One hundred patients (43 men, 57 women) with a clinical diagnosis of TLE were prospectively studied (mean age 28 +/- 9 years [+/- standard deviation {SD}]). All patients underwent high-resolution MR imaging, and in all unilateral mesial temporal sclerosis (MTS) was diagnosed by visual inspection. All patients underwent interictal preoperative electroencephalography (EEG) and in 87 patients pre- and 1-year postoperative neuropsychological testing was performed. Both EEG and neuropsychological examinations were conducted in a blinded fashion, and these data were not taken into account during the surgery-related decision-making process. All patients underwent a corticoamygdalohippocampectomy at the side of the MTS. Surgery-related outcome was rated as Class I (seizure free or simple partial seizures only) or Class II (> or = 90% improvement). The follow-up period ranged from 18 to 48 months (mean 24 +/- 5 months [+/-SD]). No patient underwent prolonged video-EEG monitoring, Wada testing, positron emission tomography, or single-photon emission computerized tomography. In eighty-nine patients Class I results were achieved, and 11 Class II results were achieved postoperatively. There was no mortality in this series. Except for in two patients who underwent surgery in the dominant temporal lobe, there was no postoperatively cognitive decline. In these two patients verbal memory decline occurred, which was associated with posterior temporal cortical damage, demonstrated postoperatively on MR imaging. Twenty-five percent of the patients experienced improved memory function related to the nonoperated side, and 54% experienced a 10% gain in general intelligence quotient status.

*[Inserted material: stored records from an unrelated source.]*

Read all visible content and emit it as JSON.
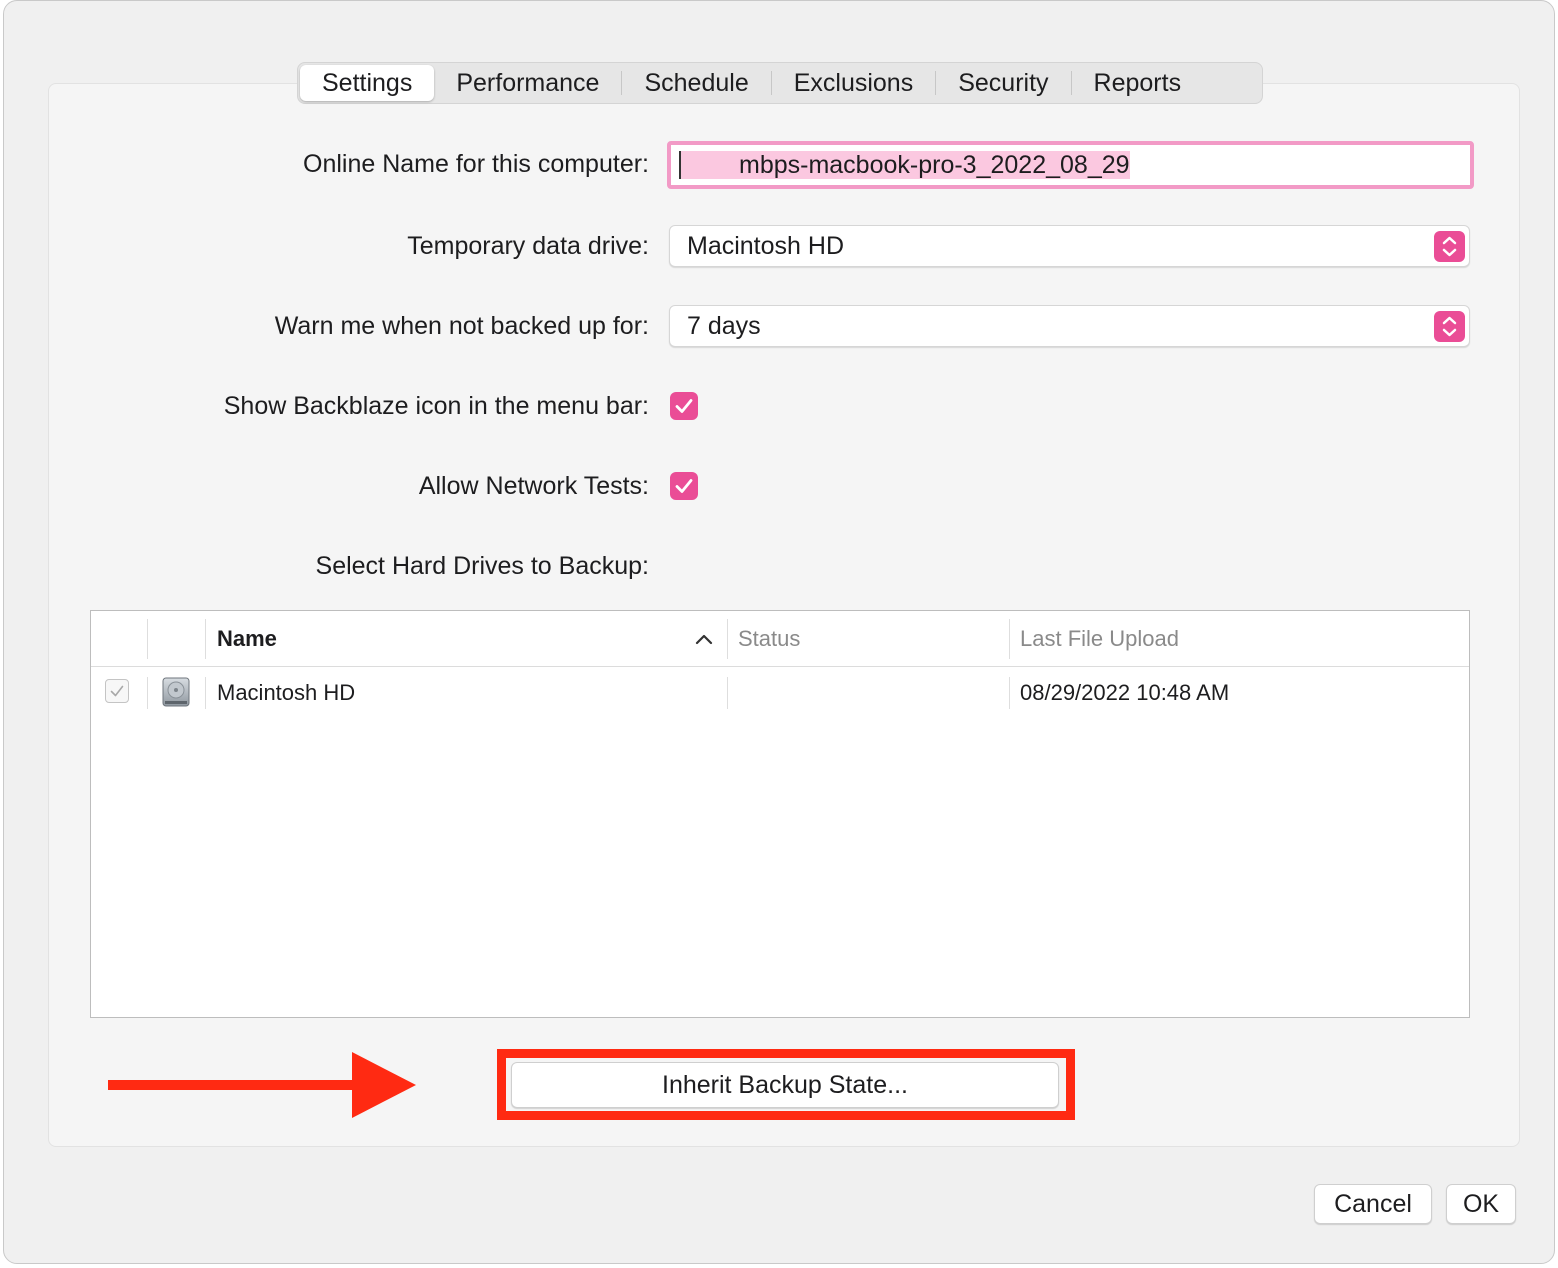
{
  "tabs": [
    {
      "label": "Settings",
      "active": true
    },
    {
      "label": "Performance",
      "active": false
    },
    {
      "label": "Schedule",
      "active": false
    },
    {
      "label": "Exclusions",
      "active": false
    },
    {
      "label": "Security",
      "active": false
    },
    {
      "label": "Reports",
      "active": false
    }
  ],
  "settings": {
    "online_name_label": "Online Name for this computer:",
    "online_name_value": "mbps-macbook-pro-3_2022_08_29",
    "temp_drive_label": "Temporary data drive:",
    "temp_drive_value": "Macintosh HD",
    "warn_label": "Warn me when not backed up for:",
    "warn_value": "7 days",
    "show_icon_label": "Show Backblaze icon in the menu bar:",
    "show_icon_checked": true,
    "network_tests_label": "Allow Network Tests:",
    "network_tests_checked": true,
    "drives_label": "Select Hard Drives to Backup:"
  },
  "drives_table": {
    "columns": [
      "Name",
      "Status",
      "Last File Upload"
    ],
    "sort_column": "Name",
    "sort_direction": "ascending",
    "rows": [
      {
        "checked": true,
        "icon": "hard-drive-icon",
        "name": "Macintosh HD",
        "status": "",
        "last_upload": "08/29/2022 10:48 AM"
      }
    ]
  },
  "buttons": {
    "inherit": "Inherit Backup State...",
    "cancel": "Cancel",
    "ok": "OK"
  },
  "colors": {
    "accent": "#ea4d96",
    "annotation": "#ff2a12"
  }
}
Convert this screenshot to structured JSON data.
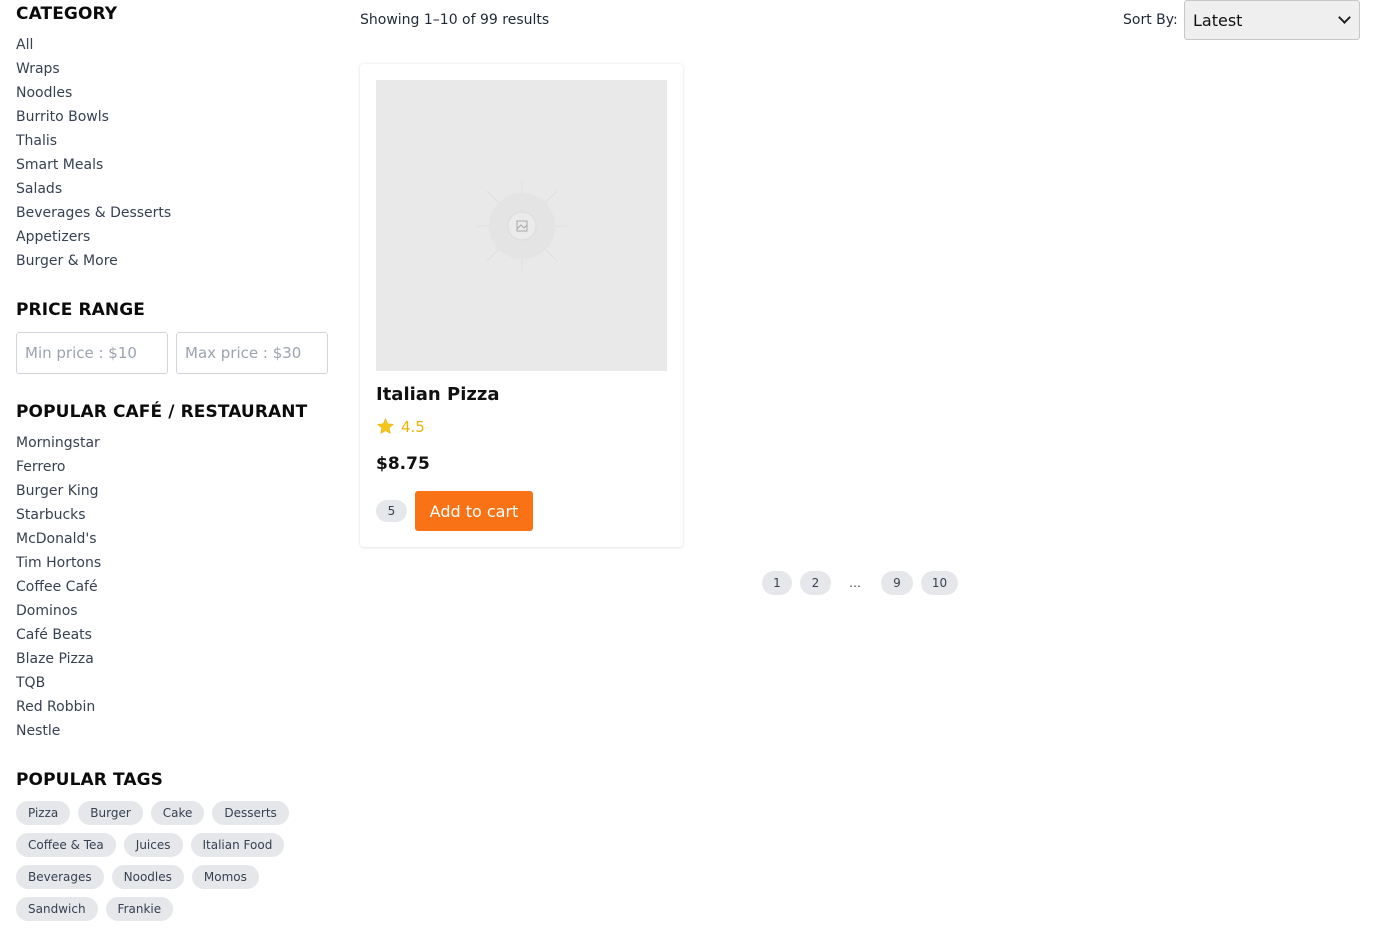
{
  "sidebar": {
    "category": {
      "title": "CATEGORY",
      "items": [
        "All",
        "Wraps",
        "Noodles",
        "Burrito Bowls",
        "Thalis",
        "Smart Meals",
        "Salads",
        "Beverages & Desserts",
        "Appetizers",
        "Burger & More"
      ]
    },
    "price_range": {
      "title": "PRICE RANGE",
      "min_placeholder": "Min price : $10",
      "max_placeholder": "Max price : $30"
    },
    "popular": {
      "title": "POPULAR CAFÉ / RESTAURANT",
      "items": [
        "Morningstar",
        "Ferrero",
        "Burger King",
        "Starbucks",
        "McDonald's",
        "Tim Hortons",
        "Coffee Café",
        "Dominos",
        "Café Beats",
        "Blaze Pizza",
        "TQB",
        "Red Robbin",
        "Nestle"
      ]
    },
    "tags": {
      "title": "POPULAR TAGS",
      "items": [
        "Pizza",
        "Burger",
        "Cake",
        "Desserts",
        "Coffee & Tea",
        "Juices",
        "Italian Food",
        "Beverages",
        "Noodles",
        "Momos",
        "Sandwich",
        "Frankie"
      ]
    }
  },
  "toolbar": {
    "results_text": "Showing 1–10 of 99 results",
    "sort_label": "Sort By:",
    "sort_value": "Latest"
  },
  "product": {
    "name": "Italian Pizza",
    "rating": "4.5",
    "price": "$8.75",
    "quantity": "5",
    "add_to_cart_label": "Add to cart",
    "image_icon": "image-placeholder-icon"
  },
  "pagination": {
    "pages": [
      "1",
      "2",
      "…",
      "9",
      "10"
    ]
  },
  "colors": {
    "accent": "#f97316",
    "star": "#eab308",
    "tag_bg": "#e5e7eb"
  }
}
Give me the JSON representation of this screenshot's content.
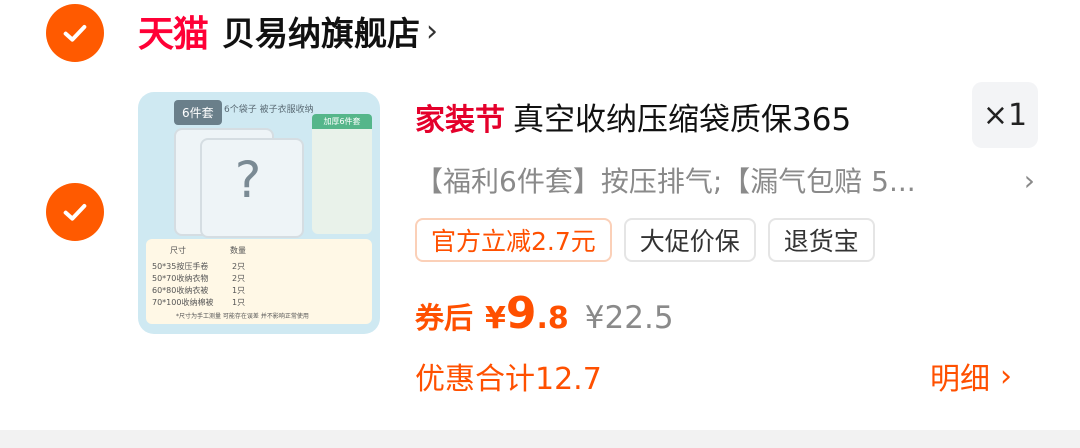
{
  "store": {
    "mall_logo_text": "天猫",
    "name": "贝易纳旗舰店",
    "chevron": "›"
  },
  "item": {
    "promo_tag": "家装节",
    "title": "真空收纳压缩袋质保365",
    "quantity": "×1",
    "spec": "【福利6件套】按压排气;【漏气包赔 5...",
    "spec_chevron": "›",
    "thumbnail": {
      "tag": "6件套",
      "subtitle": "6个袋子 被子衣服收纳",
      "green_header": "加厚6件套",
      "table_header_size": "尺寸",
      "table_header_qty": "数量",
      "rows": [
        {
          "size": "50*35按压手卷",
          "qty": "2只"
        },
        {
          "size": "50*70收纳衣物",
          "qty": "2只"
        },
        {
          "size": "60*80收纳衣被",
          "qty": "1只"
        },
        {
          "size": "70*100收纳棉被",
          "qty": "1只"
        }
      ],
      "footnote": "*尺寸为手工测量 可能存在误差 并不影响正常使用"
    },
    "chips": [
      {
        "label": "官方立减2.7元",
        "style": "orange"
      },
      {
        "label": "大促价保",
        "style": "gray"
      },
      {
        "label": "退货宝",
        "style": "gray"
      }
    ],
    "price": {
      "label": "券后",
      "currency": "¥",
      "integer": "9",
      "decimal": ".8",
      "original": "¥22.5"
    },
    "discount_total": "优惠合计12.7",
    "detail_label": "明细",
    "detail_chevron": "›"
  },
  "colors": {
    "accent": "#ff5000",
    "check": "#ff5a00",
    "tmall": "#ff0036",
    "promo": "#e4002b"
  },
  "icons": {
    "check": "checkmark-circle-icon",
    "chevron": "chevron-right-icon"
  }
}
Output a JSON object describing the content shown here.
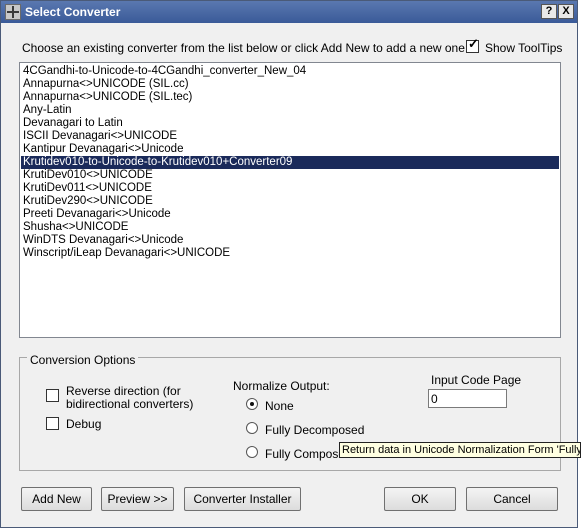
{
  "window": {
    "title": "Select Converter",
    "help_button": "?",
    "close_button": "X"
  },
  "instruction": "Choose an existing converter from the list below or click Add New to add a new one:",
  "show_tooltips": {
    "label": "Show ToolTips",
    "checked": true
  },
  "converters": {
    "items": [
      "4CGandhi-to-Unicode-to-4CGandhi_converter_New_04",
      "Annapurna<>UNICODE (SIL.cc)",
      "Annapurna<>UNICODE (SIL.tec)",
      "Any-Latin",
      "Devanagari to Latin",
      "ISCII Devanagari<>UNICODE",
      "Kantipur Devanagari<>Unicode",
      "Krutidev010-to-Unicode-to-Krutidev010+Converter09",
      "KrutiDev010<>UNICODE",
      "KrutiDev011<>UNICODE",
      "KrutiDev290<>UNICODE",
      "Preeti Devanagari<>Unicode",
      "Shusha<>UNICODE",
      "WinDTS Devanagari<>Unicode",
      "Winscript/iLeap Devanagari<>UNICODE"
    ],
    "selected_index": 7
  },
  "options": {
    "group_label": "Conversion Options",
    "reverse_direction": {
      "line1": "Reverse direction (for",
      "line2": "bidirectional converters)",
      "checked": false
    },
    "debug": {
      "label": "Debug",
      "checked": false
    },
    "normalize": {
      "label": "Normalize Output:",
      "choices": [
        "None",
        "Fully Decomposed",
        "Fully Composed"
      ],
      "selected": "None"
    },
    "input_code_page": {
      "label": "Input Code Page",
      "value": "0"
    }
  },
  "tooltip": "Return data in Unicode Normalization Form 'Fully D",
  "buttons": {
    "add_new": "Add New",
    "preview": "Preview >>",
    "converter_installer": "Converter Installer",
    "ok": "OK",
    "cancel": "Cancel"
  }
}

In patients with clinically suspected TLE, MR imaging alone is able to localize temporal lobe foci correctly. Ruling out pseudoseizures remains the only indication for prolonged video-EEG recordings in this group of patients.